◆ Description of the task
Pictures aside, write every record out again word for word.

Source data
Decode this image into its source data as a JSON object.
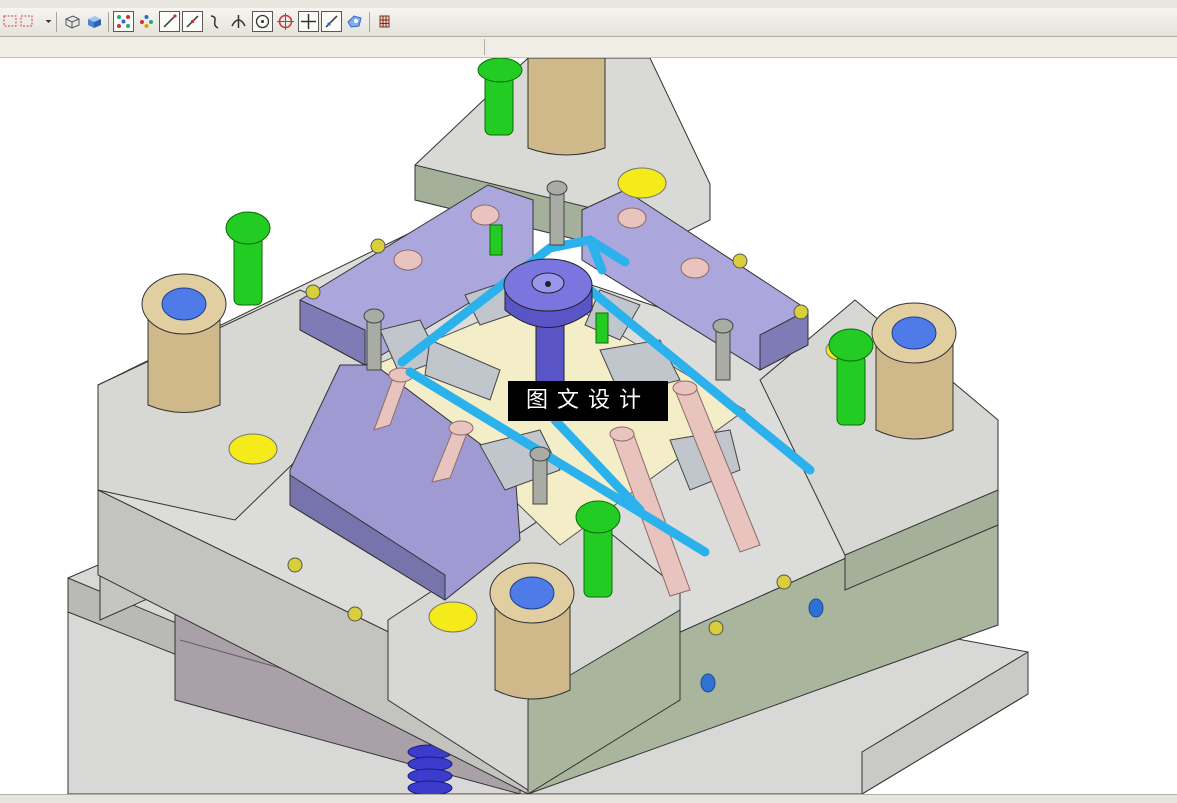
{
  "toolbar": {
    "tools": [
      {
        "icon": "select-box-icon"
      },
      {
        "icon": "dropdown-arrow-icon"
      },
      {
        "icon": "shaded-view-icon"
      },
      {
        "icon": "solid-cube-icon"
      },
      {
        "icon": "snap-points-icon"
      },
      {
        "icon": "snap-grid-icon"
      },
      {
        "icon": "line-snap-icon"
      },
      {
        "icon": "line-endpoint-icon"
      },
      {
        "icon": "curve-icon"
      },
      {
        "icon": "perpendicular-icon"
      },
      {
        "icon": "circle-center-icon"
      },
      {
        "icon": "circle-quadrant-icon"
      },
      {
        "icon": "crosshair-icon"
      },
      {
        "icon": "tangent-icon"
      },
      {
        "icon": "snap-settings-icon"
      },
      {
        "icon": "grid-toggle-icon"
      }
    ]
  },
  "viewport": {
    "model": "injection-mold-assembly",
    "colors": {
      "plate": "#d6d6d3",
      "plate_side": "#a3ae96",
      "cavity_insert": "#a7a3d8",
      "bushing": "#cfb98a",
      "bushing_bore": "#4f7be8",
      "cap_screw": "#22cc22",
      "cooling_line": "#2bb1ec",
      "ejector_pin": "#e9c4bf",
      "sprue_bushing": "#5a55c7",
      "marker": "#f5ea1a",
      "spring": "#3b3bcc"
    }
  },
  "watermark": {
    "text": "图文设计"
  }
}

◆ Task response
Decode this image into its source data as a JSON object.
{
  "toolbar": {
    "tools": [
      {
        "icon": "select-box-icon"
      },
      {
        "icon": "dropdown-arrow-icon"
      },
      {
        "icon": "shaded-view-icon"
      },
      {
        "icon": "solid-cube-icon"
      },
      {
        "icon": "snap-points-icon"
      },
      {
        "icon": "snap-grid-icon"
      },
      {
        "icon": "line-snap-icon"
      },
      {
        "icon": "line-endpoint-icon"
      },
      {
        "icon": "curve-icon"
      },
      {
        "icon": "perpendicular-icon"
      },
      {
        "icon": "circle-center-icon"
      },
      {
        "icon": "circle-quadrant-icon"
      },
      {
        "icon": "crosshair-icon"
      },
      {
        "icon": "tangent-icon"
      },
      {
        "icon": "snap-settings-icon"
      },
      {
        "icon": "grid-toggle-icon"
      }
    ]
  },
  "viewport": {
    "model": "injection-mold-assembly",
    "colors": {
      "plate": "#d6d6d3",
      "plate_side": "#a3ae96",
      "cavity_insert": "#a7a3d8",
      "bushing": "#cfb98a",
      "bushing_bore": "#4f7be8",
      "cap_screw": "#22cc22",
      "cooling_line": "#2bb1ec",
      "ejector_pin": "#e9c4bf",
      "sprue_bushing": "#5a55c7",
      "marker": "#f5ea1a",
      "spring": "#3b3bcc"
    }
  },
  "watermark": {
    "text": "图文设计"
  }
}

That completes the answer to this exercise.